Pressure on nonbank lenders reached a fever pitch during the pandemic as large real-estate securities portfolios made the companies look vulnerable amid the industry’s virtual pause.
Now, nonbank lenders are on pace for one of their biggest years for loan volume, analysts and executives told the Wall Street Journal. The sector proved resilient thanks to the Federal Reserve, which kept up lending and prevented banks from cracking down on mortgage finance companies.
Ladder Capital is one such company. Early in the pandemic, the company paid $100 million in margin calls to its funders, attempting to assuage concern about the company’s liquidity, leaving CEO Brian Harris in a work-from-home frenzy.
“I didn’t move from the chair in three days,” Harris told the Journal about the early days of the pandemic.
Since then, however, Ladder has been on a loan spree. In the second quarter alone, Ladder made $803 million in loans to developers, more than triple the volume of loans the company made during the same period in 2019, according to JMP Securities. Ladder worked on reducing risky repo funding during the pandemic, cutting its reliance on it among its funding by more than 20 percent since the fourth quarter of 2019.
TPG RE Finance Trust also returned to its pre-pandemic level of originating loans, people familiar with the matter told the outlet, and the firm is relying less on repo financing than in recent years.
Ladder’s financing moves have made recent headlines. Institutional investor Parmenter this week bought the Miami Herald’s former office building in Doral, Florida for $27.3 million using a $26.5 million loan from Ladder.
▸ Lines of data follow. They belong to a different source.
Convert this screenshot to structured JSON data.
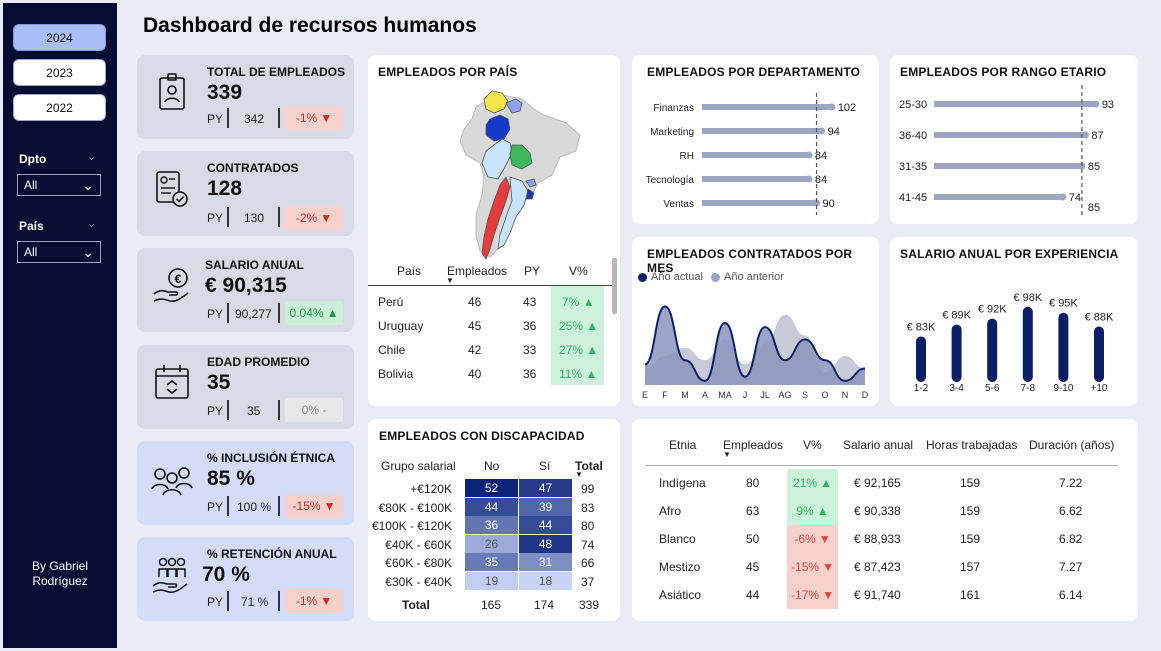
{
  "title": "Dashboard de recursos humanos",
  "years": [
    "2024",
    "2023",
    "2022"
  ],
  "active_year": "2024",
  "filters": {
    "dept_label": "Dpto",
    "dept_value": "All",
    "country_label": "País",
    "country_value": "All"
  },
  "byline": "By Gabriel Rodríguez",
  "kpis": [
    {
      "title": "TOTAL DE EMPLEADOS",
      "value": "339",
      "py_label": "PY",
      "py_value": "342",
      "delta": "-1%",
      "trend": "down"
    },
    {
      "title": "CONTRATADOS",
      "value": "128",
      "py_label": "PY",
      "py_value": "130",
      "delta": "-2%",
      "trend": "down"
    },
    {
      "title": "SALARIO ANUAL",
      "value": "€ 90,315",
      "py_label": "PY",
      "py_value": "90,277",
      "delta": "0.04%",
      "trend": "up"
    },
    {
      "title": "EDAD PROMEDIO",
      "value": "35",
      "py_label": "PY",
      "py_value": "35",
      "delta": "0% -",
      "trend": "flat"
    },
    {
      "title": "% INCLUSIÓN ÉTNICA",
      "value": "85 %",
      "py_label": "PY",
      "py_value": "100 %",
      "delta": "-15%",
      "trend": "down"
    },
    {
      "title": "% RETENCIÓN ANUAL",
      "value": "70 %",
      "py_label": "PY",
      "py_value": "71 %",
      "delta": "-1%",
      "trend": "down"
    }
  ],
  "country": {
    "title": "EMPLEADOS POR PAÍS",
    "headers": [
      "País",
      "Empleados",
      "PY",
      "V%"
    ],
    "rows": [
      [
        "Perú",
        "46",
        "43",
        "7%"
      ],
      [
        "Uruguay",
        "45",
        "36",
        "25%"
      ],
      [
        "Chile",
        "42",
        "33",
        "27%"
      ],
      [
        "Bolivia",
        "40",
        "36",
        "11%"
      ]
    ]
  },
  "dept": {
    "title": "EMPLEADOS POR DEPARTAMENTO"
  },
  "age": {
    "title": "EMPLEADOS POR RANGO ETARIO"
  },
  "monthly": {
    "title": "EMPLEADOS CONTRATADOS POR MES",
    "legend": [
      "Año actual",
      "Año anterior"
    ]
  },
  "exp": {
    "title": "SALARIO ANUAL POR EXPERIENCIA"
  },
  "disab": {
    "title": "EMPLEADOS CON DISCAPACIDAD",
    "headers": [
      "Grupo salarial",
      "No",
      "Sí",
      "Total"
    ],
    "rows": [
      [
        "+€120K",
        "52",
        "47",
        "99"
      ],
      [
        "€80K - €100K",
        "44",
        "39",
        "83"
      ],
      [
        "€100K - €120K",
        "36",
        "44",
        "80"
      ],
      [
        "€40K - €60K",
        "26",
        "48",
        "74"
      ],
      [
        "€60K - €80K",
        "35",
        "31",
        "66"
      ],
      [
        "€30K - €40K",
        "19",
        "18",
        "37"
      ]
    ],
    "total": [
      "Total",
      "165",
      "174",
      "339"
    ]
  },
  "eth": {
    "headers": [
      "Etnia",
      "Empleados",
      "V%",
      "Salario anual",
      "Horas trabajadas",
      "Duración (años)"
    ],
    "rows": [
      [
        "Indígena",
        "80",
        "21%",
        "€ 92,165",
        "159",
        "7.22"
      ],
      [
        "Afro",
        "63",
        "9%",
        "€ 90,338",
        "159",
        "6.62"
      ],
      [
        "Blanco",
        "50",
        "-6%",
        "€ 88,933",
        "159",
        "6.82"
      ],
      [
        "Mestizo",
        "45",
        "-15%",
        "€ 87,423",
        "157",
        "7.27"
      ],
      [
        "Asiático",
        "44",
        "-17%",
        "€ 91,740",
        "161",
        "6.14"
      ]
    ]
  },
  "chart_data": [
    {
      "type": "bar",
      "title": "EMPLEADOS POR DEPARTAMENTO",
      "categories": [
        "Finanzas",
        "Marketing",
        "RH",
        "Tecnología",
        "Ventas"
      ],
      "values": [
        102,
        94,
        84,
        84,
        90
      ],
      "reference_value": 90,
      "reference_label": "90",
      "xlim": [
        0,
        110
      ]
    },
    {
      "type": "bar",
      "title": "EMPLEADOS POR RANGO ETARIO",
      "categories": [
        "25-30",
        "36-40",
        "31-35",
        "41-45"
      ],
      "values": [
        93,
        87,
        85,
        74
      ],
      "reference_value": 85,
      "reference_label": "85",
      "xlim": [
        0,
        100
      ]
    },
    {
      "type": "area",
      "title": "EMPLEADOS CONTRATADOS POR MES",
      "categories": [
        "E",
        "F",
        "M",
        "A",
        "MA",
        "J",
        "JL",
        "AG",
        "S",
        "O",
        "N",
        "D"
      ],
      "series": [
        {
          "name": "Año actual",
          "color": "#8995bd",
          "values": [
            10,
            38,
            12,
            2,
            30,
            4,
            28,
            12,
            22,
            12,
            2,
            8
          ]
        },
        {
          "name": "Año anterior",
          "color": "#c8cbd7",
          "values": [
            8,
            14,
            18,
            12,
            22,
            10,
            20,
            34,
            24,
            6,
            14,
            8
          ]
        }
      ],
      "ylim": [
        0,
        45
      ]
    },
    {
      "type": "bar",
      "title": "SALARIO ANUAL POR EXPERIENCIA",
      "categories": [
        "1-2",
        "3-4",
        "5-6",
        "7-8",
        "9-10",
        "+10"
      ],
      "values": [
        83,
        89,
        92,
        98,
        95,
        88
      ],
      "labels": [
        "€ 83K",
        "€ 89K",
        "€ 92K",
        "€ 98K",
        "€ 95K",
        "€ 88K"
      ],
      "ylim": [
        0,
        110
      ]
    }
  ]
}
Earlier this year, Ladder helped a developer avoid foreclosure on two Midtown office buildings. The firm provided R&B Realty Group slightly under $51 million to pay off loans at 38 West 36th Street and 32 West 39th Street in Manhattan.
[WSJ] — Holden Walter-Warner